Holocaust Museum
Alex Brandon
Associated Press
FILE – A June 12, 2009, file photo shows the Hall of Remembrance in the U.S. Holocaust Memorial Museum.

Maine schools would be required to teach courses in the history of African Americans, of the Holocaust and genocide under legislation being considered in Augusta.

The proposed requirements went to a public hearing before the legislature’s Education Committee, which heard from relatives of Holocaust victims, descendants of slaves and high school students.

Page Sawyer attends Ellsworth High School, where she says her study of these histories has meaning in today's world.

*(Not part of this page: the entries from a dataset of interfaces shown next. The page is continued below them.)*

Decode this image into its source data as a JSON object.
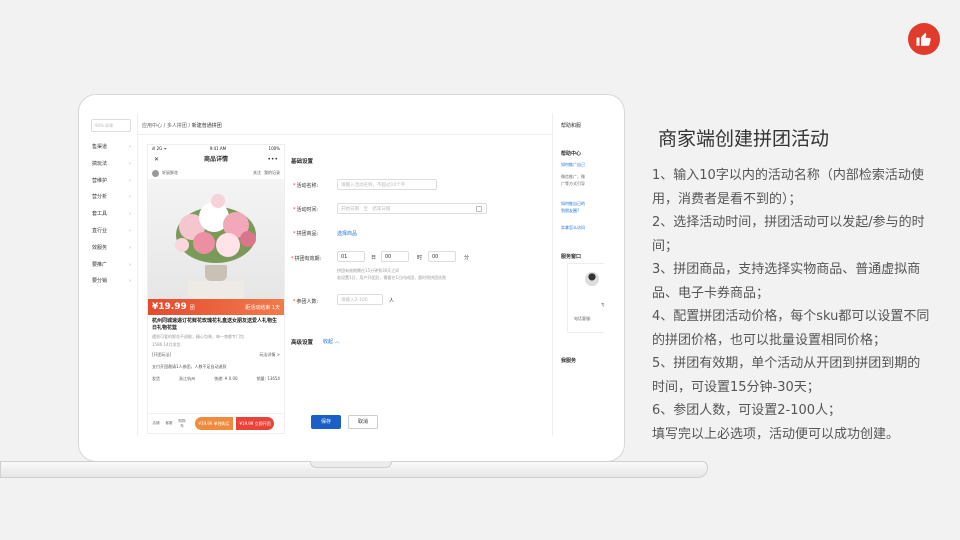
{
  "heading": "商家端创建拼团活动",
  "description": [
    "1、输入10字以内的活动名称（内部检索活动使用，消费者是看不到的）；",
    "2、选择活动时间，拼团活动可以发起/参与的时间；",
    "3、拼团商品，支持选择实物商品、普通虚拟商品、电子卡券商品；",
    "4、配置拼团活动价格，每个sku都可以设置不同的拼团价格，也可以批量设置相同价格；",
    "5、拼团有效期，单个活动从开团到拼团到期的时间，可设置15分钟-30天；",
    "6、参团人数，可设置2-100人；",
    "填写完以上必选项，活动便可以成功创建。"
  ],
  "like_icon": "thumbs-up-icon",
  "accent_color": "#e03b2b",
  "screen": {
    "search_placeholder": "90%.如果",
    "sidebar": [
      "售渠道",
      "搞玩法",
      "营维护",
      "营分析",
      "套工具",
      "直行业",
      "效服务",
      "要推广",
      "要分销"
    ],
    "breadcrumb": {
      "a": "应用中心",
      "sep": "/",
      "b": "多人拼团",
      "c": "新建普通拼团"
    },
    "phone": {
      "status_left": "ıll 2G ᯤ",
      "status_mid": "9:41 AM",
      "status_right": "100%",
      "nav_title": "商品详情",
      "nav_close": "✕",
      "nav_more": "•••",
      "shop_name": "轩辰鲜花",
      "follow": "关注",
      "history": "我的记录",
      "price": "¥19.99",
      "price_tag": "团",
      "price_right": "距活动结束 1天",
      "title": "杭州同城速递订花鲜花玫瑰花礼盒送女朋友送爱人礼物生日礼物花篮",
      "sub": "遇到可爱的鲜花不退能，精心包装，每一束都专门包",
      "sub2": "1586 14月发货",
      "group_label": "[开团玩法]",
      "group_more": "玩法详情 >",
      "group_desc": "支付开团邀请1人参团，人数不足自动退款",
      "ship": "发货",
      "ship_loc": "浙江杭州",
      "ship_fee": "快递: ¥ 0.00",
      "sales": "销量: 13654",
      "icons": [
        "店铺",
        "客服",
        "购物车"
      ],
      "btn_single": "单独购买",
      "btn_single_price": "¥39.99",
      "btn_group": "立即开团",
      "btn_group_price": "¥19.99"
    },
    "form": {
      "section_basic": "基础设置",
      "name_label": "活动名称:",
      "name_placeholder": "请输入活动名称，不超过10个字",
      "time_label": "活动时间:",
      "time_start": "开始日期",
      "time_sep": "至",
      "time_end": "结束日期",
      "goods_label": "拼团商品:",
      "goods_link": "选择商品",
      "valid_label": "拼团有效期:",
      "valid_d": "01",
      "valid_d_unit": "日",
      "valid_h": "00",
      "valid_h_unit": "时",
      "valid_m": "00",
      "valid_m_unit": "分",
      "valid_help1": "拼团有效期需在15分钟到30天之间",
      "valid_help2": "若设置1日，用户开团后，需要在1日内成团，超时则拼团失败",
      "people_label": "参团人数:",
      "people_placeholder": "请输入2-100",
      "people_unit": "人",
      "section_adv": "高级设置",
      "collapse": "收起 ︿",
      "save": "保存",
      "cancel": "取消"
    },
    "right_panel": {
      "help": "帮助和服",
      "help_center": "帮助中心",
      "q1a": "如何推广自己",
      "q1b": "微信推广，微",
      "q1c": "广等方式引导",
      "q2a": "如何推自己的",
      "q2b": "到朋友圈?",
      "q3": "实拿怎么访问",
      "service": "服务窗口",
      "service_tag": "专",
      "service_phone": "电话客服:",
      "my_service": "我服务"
    }
  }
}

“Why should learning about the tragic past be so important today? It is very important because they are still genocides happening around the world. Right now in China, the Uyghur Muslims are facing a mass genocide at the hands of the Chinese government," Sawyer says.

Other supporters pointed to recent polling indicating that more than half of those surveyed in Maine between the ages of 18 and 39 did not know the scope of the Holocaust, in which 6 million Jews were killed.

No one opposed the legislation at the hearing but concerns were raised about how the mandate would work and be paid for.

“Our disagreements with LD 187 stem from the process being used to update learning expectations to specifying particular resources and the lack of funding," says Courtney Belolan, Executive Director of the Maine Curriculum Leaders Association.

Journalist Mal Leary spearheads Maine Public's news coverage of politics and government and is based at the State House.